At the New Yorker website, Katy Waldman discusses a new book that makes a counterintuitive claim: the internet had made writing more nuanced, expressive, and complex rather than standardized and simplistic. The book is Because Internet: Understanding the New Rules of Language by linguist Gretchen McCulloch. McCulloch observes that things like Twitter and text messaging have brought a renewed attentiveness to the expressive power of typography and language play – a power that traditional formal writing lacks. As Waldman writes, this kind of language play has also been used by some of our most revered avant-garde writers, like James Joyce and E. E. Cummings. Here’s an excerpt from the piece:

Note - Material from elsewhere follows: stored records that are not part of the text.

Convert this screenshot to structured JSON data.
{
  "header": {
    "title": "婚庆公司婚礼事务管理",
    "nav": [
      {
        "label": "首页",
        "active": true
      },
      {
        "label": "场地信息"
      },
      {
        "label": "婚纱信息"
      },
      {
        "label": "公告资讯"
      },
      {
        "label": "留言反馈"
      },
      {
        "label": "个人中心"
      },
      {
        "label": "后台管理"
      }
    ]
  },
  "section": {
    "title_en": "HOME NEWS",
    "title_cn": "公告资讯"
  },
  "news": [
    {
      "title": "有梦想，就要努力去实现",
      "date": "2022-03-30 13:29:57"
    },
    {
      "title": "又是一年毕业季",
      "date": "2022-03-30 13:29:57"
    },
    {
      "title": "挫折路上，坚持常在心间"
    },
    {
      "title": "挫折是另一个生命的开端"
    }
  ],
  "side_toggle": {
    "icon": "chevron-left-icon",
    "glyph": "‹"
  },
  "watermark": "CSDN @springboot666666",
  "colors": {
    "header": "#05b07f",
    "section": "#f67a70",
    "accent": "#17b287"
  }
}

McCulloch’s project is, at heart, a corrective: she wants to puncture the belief that the Internet de-civilizes discourse. She brandishes research that shows that we become more polite as we get better at typing. (As with online irony, online civility emerges from linguistic superfluity, the perception that an extra effort has been made, whether through hedges, honorifics, or more over-all words.) To those who fear that the Twitter era is eroding our eloquence, McCulloch replies that, in fact, “all our texting and tweeting is making us better at expressing ourselves in writing.” She cites a study of nearly a million Russian social-media users, which revealed that messages in 2008 were less complex than messages in 2016. Through GIFS, emojis, and the playful repurposing of standard punctuation, McCulloch insists, Internet natives are bringing an unprecedented delicacy and nuance to bear on their prose.